(Dataset items)
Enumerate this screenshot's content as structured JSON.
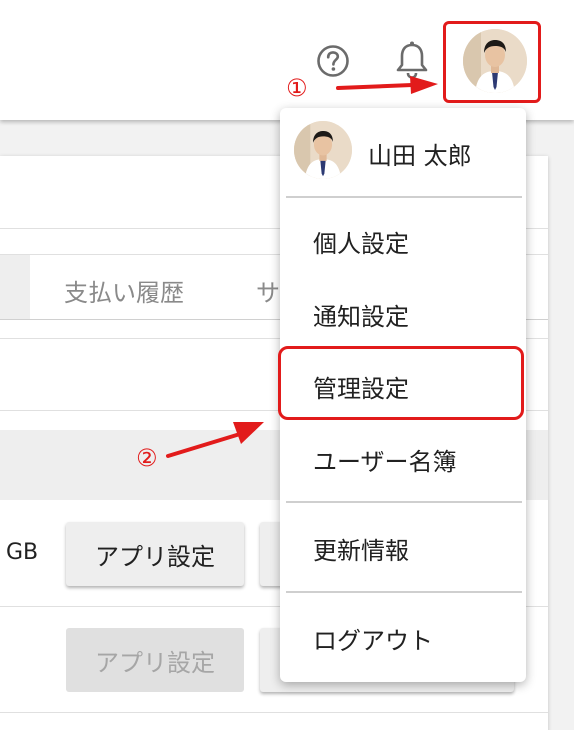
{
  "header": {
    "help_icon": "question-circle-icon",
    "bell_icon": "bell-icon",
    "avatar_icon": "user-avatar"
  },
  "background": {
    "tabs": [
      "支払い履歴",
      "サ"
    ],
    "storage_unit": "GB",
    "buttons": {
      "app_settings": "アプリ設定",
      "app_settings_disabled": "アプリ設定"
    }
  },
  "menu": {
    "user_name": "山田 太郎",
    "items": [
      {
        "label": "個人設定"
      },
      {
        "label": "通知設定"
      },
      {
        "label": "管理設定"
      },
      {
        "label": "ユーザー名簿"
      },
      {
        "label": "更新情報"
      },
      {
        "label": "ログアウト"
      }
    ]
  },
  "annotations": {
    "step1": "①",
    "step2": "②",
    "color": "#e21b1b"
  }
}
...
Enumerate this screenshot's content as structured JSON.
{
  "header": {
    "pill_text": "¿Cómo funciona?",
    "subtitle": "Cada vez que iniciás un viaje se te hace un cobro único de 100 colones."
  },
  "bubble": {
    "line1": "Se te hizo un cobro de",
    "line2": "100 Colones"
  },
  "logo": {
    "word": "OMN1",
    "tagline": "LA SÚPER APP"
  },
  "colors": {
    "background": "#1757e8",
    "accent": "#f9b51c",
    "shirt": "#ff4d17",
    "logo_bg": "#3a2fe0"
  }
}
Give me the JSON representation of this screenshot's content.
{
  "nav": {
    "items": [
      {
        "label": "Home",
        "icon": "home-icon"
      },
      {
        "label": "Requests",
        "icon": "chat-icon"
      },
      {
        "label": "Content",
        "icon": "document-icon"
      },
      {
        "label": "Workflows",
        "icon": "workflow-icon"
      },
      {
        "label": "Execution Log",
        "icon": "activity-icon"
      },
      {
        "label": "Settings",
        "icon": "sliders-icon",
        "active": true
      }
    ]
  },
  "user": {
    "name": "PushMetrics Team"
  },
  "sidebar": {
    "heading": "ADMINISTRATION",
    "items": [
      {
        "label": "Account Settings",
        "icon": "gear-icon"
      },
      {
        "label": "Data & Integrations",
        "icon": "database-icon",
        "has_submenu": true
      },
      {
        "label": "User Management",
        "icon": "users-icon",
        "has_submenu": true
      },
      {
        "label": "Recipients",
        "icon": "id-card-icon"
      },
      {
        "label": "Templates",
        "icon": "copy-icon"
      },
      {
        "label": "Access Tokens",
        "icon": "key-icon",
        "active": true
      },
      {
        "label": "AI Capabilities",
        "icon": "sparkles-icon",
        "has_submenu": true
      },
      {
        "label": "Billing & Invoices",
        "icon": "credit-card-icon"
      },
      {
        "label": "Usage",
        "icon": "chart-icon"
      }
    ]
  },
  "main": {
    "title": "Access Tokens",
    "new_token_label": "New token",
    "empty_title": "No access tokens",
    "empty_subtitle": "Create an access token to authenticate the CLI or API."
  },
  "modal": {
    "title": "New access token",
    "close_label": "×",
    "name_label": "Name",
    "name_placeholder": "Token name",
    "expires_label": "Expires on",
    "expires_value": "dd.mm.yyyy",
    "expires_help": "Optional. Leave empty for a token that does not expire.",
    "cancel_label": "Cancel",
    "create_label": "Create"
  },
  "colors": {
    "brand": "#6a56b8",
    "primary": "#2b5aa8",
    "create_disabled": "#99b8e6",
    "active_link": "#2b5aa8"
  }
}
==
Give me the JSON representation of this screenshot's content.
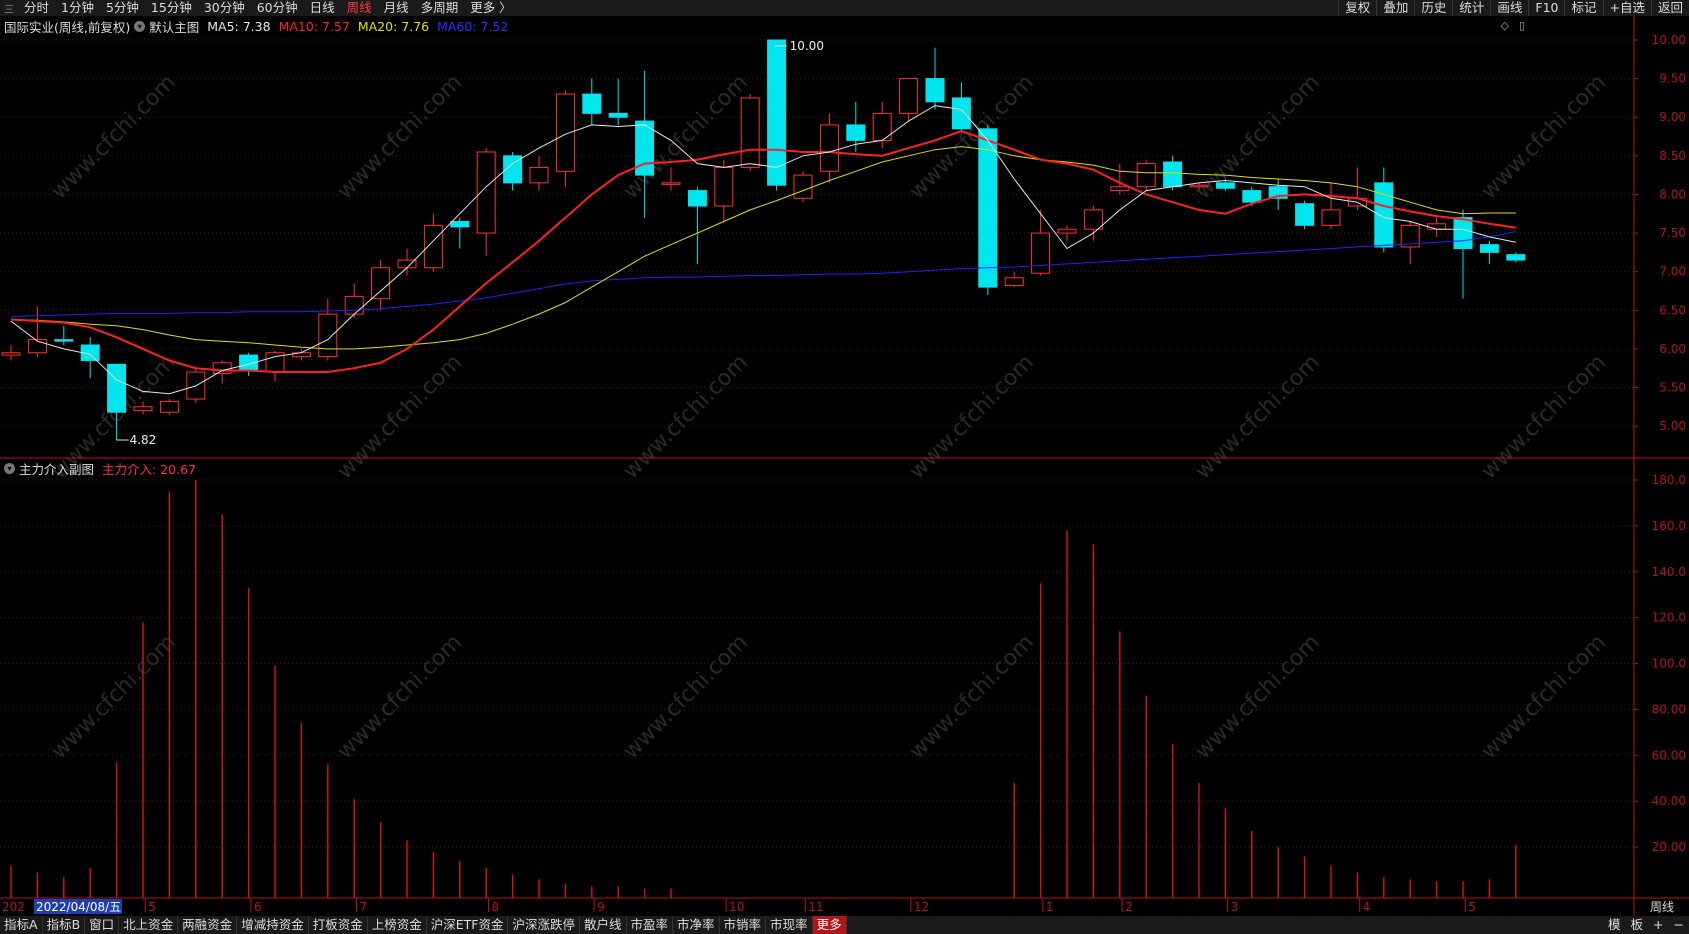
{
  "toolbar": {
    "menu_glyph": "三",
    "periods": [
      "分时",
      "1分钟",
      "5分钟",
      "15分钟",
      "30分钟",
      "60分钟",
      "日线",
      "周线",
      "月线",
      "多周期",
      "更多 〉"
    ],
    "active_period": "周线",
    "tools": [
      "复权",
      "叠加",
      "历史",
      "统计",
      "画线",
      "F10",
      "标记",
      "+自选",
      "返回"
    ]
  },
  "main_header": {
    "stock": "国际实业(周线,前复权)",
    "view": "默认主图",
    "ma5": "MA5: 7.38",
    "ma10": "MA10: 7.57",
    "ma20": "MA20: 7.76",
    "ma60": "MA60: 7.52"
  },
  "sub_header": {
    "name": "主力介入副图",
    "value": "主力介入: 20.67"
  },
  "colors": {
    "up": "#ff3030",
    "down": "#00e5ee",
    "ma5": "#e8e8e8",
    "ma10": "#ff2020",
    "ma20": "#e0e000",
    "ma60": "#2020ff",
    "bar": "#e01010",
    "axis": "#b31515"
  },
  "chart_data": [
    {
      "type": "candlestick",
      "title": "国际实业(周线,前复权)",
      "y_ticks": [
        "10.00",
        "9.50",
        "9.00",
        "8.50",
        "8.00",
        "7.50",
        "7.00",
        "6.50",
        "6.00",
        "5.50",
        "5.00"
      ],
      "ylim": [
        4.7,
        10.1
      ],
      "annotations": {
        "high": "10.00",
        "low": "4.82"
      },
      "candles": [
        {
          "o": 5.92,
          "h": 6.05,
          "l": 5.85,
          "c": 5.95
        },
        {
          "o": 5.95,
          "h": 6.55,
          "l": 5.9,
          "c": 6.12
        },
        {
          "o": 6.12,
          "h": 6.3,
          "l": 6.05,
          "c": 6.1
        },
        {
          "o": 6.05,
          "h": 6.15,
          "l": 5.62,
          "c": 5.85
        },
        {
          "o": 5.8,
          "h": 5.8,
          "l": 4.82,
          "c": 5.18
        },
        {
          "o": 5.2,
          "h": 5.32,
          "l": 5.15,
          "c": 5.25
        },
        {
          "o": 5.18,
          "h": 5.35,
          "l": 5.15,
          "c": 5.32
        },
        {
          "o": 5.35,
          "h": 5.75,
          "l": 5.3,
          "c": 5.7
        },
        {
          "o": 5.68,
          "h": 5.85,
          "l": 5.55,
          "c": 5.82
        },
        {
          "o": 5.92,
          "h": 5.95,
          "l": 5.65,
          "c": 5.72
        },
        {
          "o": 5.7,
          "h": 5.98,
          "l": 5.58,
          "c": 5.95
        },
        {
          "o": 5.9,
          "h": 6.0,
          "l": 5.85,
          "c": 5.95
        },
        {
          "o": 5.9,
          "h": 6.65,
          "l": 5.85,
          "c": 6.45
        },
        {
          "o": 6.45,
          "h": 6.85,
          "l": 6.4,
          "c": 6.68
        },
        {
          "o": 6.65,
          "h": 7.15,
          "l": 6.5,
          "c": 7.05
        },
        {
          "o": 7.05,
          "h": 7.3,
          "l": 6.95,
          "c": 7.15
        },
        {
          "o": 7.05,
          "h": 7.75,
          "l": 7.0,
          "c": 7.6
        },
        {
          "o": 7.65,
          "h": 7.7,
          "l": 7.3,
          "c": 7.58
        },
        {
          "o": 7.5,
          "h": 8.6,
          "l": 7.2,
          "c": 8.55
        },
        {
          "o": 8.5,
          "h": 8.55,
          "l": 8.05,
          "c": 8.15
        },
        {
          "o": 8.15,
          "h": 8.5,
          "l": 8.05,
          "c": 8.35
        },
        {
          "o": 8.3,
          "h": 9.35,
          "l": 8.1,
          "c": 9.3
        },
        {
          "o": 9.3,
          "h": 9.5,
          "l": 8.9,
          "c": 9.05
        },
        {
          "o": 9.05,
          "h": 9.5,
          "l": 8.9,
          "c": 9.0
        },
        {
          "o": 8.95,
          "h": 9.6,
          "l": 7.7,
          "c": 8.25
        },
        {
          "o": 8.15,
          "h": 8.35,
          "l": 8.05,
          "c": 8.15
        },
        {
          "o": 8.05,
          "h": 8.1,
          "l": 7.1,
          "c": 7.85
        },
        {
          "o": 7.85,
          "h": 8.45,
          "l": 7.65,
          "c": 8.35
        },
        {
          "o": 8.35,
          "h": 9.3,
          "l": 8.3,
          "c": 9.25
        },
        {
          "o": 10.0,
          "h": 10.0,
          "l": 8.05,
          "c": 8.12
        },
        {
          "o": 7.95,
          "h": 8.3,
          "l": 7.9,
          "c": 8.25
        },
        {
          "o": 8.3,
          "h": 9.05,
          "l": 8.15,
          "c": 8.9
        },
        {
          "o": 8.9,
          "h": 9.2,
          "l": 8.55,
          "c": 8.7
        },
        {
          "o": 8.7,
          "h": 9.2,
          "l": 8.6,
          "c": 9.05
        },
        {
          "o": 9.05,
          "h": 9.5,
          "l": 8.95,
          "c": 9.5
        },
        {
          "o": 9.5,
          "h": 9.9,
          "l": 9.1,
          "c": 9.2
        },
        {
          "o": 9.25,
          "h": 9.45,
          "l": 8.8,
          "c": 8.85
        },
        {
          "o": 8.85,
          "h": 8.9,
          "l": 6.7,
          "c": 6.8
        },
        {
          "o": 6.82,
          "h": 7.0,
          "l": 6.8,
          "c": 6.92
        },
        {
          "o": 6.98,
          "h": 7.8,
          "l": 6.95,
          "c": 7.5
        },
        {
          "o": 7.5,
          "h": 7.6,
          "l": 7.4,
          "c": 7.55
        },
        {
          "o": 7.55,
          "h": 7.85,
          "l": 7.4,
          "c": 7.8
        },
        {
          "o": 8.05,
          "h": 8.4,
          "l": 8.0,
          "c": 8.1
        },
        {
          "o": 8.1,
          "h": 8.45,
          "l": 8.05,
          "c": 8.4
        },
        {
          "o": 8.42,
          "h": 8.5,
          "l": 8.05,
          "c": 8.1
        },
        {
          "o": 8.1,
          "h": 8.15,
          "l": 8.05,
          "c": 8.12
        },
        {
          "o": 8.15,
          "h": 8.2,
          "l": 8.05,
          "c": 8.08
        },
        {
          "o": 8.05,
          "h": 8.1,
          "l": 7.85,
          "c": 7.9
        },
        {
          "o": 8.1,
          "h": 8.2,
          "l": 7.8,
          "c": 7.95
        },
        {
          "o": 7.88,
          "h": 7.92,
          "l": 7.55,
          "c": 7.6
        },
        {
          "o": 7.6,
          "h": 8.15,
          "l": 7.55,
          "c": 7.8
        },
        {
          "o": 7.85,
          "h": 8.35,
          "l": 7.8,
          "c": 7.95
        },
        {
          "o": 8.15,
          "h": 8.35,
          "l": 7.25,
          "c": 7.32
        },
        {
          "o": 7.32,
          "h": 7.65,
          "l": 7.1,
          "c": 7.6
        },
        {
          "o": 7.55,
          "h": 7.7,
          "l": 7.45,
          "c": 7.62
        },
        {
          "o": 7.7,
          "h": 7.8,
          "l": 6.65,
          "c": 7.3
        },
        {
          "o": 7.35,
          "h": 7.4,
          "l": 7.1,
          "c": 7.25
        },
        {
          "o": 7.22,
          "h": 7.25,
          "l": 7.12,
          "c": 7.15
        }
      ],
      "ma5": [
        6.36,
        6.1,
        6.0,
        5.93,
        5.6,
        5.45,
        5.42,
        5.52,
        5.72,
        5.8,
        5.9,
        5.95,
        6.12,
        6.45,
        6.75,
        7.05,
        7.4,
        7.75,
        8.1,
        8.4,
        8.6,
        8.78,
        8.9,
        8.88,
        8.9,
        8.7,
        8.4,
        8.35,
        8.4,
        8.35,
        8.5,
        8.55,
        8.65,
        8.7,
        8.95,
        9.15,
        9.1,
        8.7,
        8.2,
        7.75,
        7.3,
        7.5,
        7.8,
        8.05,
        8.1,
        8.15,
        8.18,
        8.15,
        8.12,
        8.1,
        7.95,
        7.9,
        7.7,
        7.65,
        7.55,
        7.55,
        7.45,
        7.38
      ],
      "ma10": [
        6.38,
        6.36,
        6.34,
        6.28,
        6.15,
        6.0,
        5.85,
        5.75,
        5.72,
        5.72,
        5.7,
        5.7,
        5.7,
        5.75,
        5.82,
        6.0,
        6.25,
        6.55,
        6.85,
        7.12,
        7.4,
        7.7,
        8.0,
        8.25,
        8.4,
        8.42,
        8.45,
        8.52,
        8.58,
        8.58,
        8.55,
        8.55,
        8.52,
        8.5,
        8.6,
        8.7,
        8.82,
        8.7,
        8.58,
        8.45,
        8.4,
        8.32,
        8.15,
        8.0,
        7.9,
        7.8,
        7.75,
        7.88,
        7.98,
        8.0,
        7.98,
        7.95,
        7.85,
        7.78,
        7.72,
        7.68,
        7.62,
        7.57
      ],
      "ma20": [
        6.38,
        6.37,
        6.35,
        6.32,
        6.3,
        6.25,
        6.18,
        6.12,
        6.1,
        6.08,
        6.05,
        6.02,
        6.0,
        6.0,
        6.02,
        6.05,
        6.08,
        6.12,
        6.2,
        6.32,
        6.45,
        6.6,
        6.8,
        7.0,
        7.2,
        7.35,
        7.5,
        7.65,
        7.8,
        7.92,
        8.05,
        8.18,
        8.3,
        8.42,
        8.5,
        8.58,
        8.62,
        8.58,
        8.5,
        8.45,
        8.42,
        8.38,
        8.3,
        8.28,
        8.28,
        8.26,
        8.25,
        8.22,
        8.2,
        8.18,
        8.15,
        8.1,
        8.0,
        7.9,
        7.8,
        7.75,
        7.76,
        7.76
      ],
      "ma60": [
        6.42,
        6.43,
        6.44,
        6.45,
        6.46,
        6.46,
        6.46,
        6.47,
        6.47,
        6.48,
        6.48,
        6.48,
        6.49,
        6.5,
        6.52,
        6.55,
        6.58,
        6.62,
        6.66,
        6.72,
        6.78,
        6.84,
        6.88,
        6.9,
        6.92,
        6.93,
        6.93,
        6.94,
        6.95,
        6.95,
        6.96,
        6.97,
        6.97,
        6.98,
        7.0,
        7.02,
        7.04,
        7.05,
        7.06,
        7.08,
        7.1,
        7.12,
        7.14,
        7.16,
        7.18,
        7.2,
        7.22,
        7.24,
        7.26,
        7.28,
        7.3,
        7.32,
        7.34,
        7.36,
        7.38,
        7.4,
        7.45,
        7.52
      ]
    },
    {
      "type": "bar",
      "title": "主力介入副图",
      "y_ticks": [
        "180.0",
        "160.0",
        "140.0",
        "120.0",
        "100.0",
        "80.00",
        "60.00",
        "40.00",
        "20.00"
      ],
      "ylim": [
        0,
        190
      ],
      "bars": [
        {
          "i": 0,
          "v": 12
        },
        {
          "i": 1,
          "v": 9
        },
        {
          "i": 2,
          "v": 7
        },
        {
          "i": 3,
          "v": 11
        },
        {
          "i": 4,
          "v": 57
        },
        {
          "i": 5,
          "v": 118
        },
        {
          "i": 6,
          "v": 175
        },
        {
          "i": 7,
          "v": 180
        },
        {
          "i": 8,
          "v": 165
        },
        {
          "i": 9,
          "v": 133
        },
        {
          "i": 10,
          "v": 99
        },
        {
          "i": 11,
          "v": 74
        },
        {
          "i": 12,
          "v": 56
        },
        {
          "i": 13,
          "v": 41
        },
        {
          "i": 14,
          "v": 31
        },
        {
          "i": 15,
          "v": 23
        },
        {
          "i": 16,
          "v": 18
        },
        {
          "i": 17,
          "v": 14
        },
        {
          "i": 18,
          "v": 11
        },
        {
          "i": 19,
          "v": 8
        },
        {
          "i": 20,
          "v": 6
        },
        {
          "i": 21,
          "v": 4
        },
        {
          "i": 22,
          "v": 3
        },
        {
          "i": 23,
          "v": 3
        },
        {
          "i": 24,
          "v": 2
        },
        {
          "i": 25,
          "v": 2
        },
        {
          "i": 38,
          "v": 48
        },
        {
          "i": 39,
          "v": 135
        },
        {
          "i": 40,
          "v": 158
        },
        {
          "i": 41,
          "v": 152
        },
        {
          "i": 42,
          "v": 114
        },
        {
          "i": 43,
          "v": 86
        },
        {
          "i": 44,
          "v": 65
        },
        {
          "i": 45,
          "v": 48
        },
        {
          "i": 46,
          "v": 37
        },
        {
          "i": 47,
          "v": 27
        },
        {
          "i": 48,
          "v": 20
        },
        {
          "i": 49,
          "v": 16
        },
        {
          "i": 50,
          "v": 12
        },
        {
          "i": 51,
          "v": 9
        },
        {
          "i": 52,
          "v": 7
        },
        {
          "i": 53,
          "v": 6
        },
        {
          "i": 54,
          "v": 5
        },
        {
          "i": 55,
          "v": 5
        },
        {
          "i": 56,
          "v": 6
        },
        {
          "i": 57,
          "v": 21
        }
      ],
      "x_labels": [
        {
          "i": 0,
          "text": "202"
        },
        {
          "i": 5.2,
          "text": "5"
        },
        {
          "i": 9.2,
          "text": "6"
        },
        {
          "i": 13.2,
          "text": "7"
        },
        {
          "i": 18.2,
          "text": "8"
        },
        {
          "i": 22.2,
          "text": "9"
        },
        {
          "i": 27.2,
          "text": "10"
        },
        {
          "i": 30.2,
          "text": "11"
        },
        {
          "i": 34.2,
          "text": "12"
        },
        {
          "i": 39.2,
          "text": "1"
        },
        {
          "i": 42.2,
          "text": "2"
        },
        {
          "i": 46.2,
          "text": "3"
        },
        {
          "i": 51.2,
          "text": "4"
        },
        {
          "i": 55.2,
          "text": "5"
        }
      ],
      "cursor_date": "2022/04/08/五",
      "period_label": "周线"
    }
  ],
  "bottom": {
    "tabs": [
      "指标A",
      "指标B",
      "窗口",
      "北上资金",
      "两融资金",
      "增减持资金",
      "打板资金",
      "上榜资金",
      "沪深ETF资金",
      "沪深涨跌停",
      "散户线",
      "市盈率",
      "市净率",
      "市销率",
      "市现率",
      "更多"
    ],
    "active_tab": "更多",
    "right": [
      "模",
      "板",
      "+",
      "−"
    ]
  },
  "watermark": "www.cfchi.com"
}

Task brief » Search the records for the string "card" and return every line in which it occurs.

Task answer »
        "icon": "id-card-icon"
        "icon": "credit-card-icon"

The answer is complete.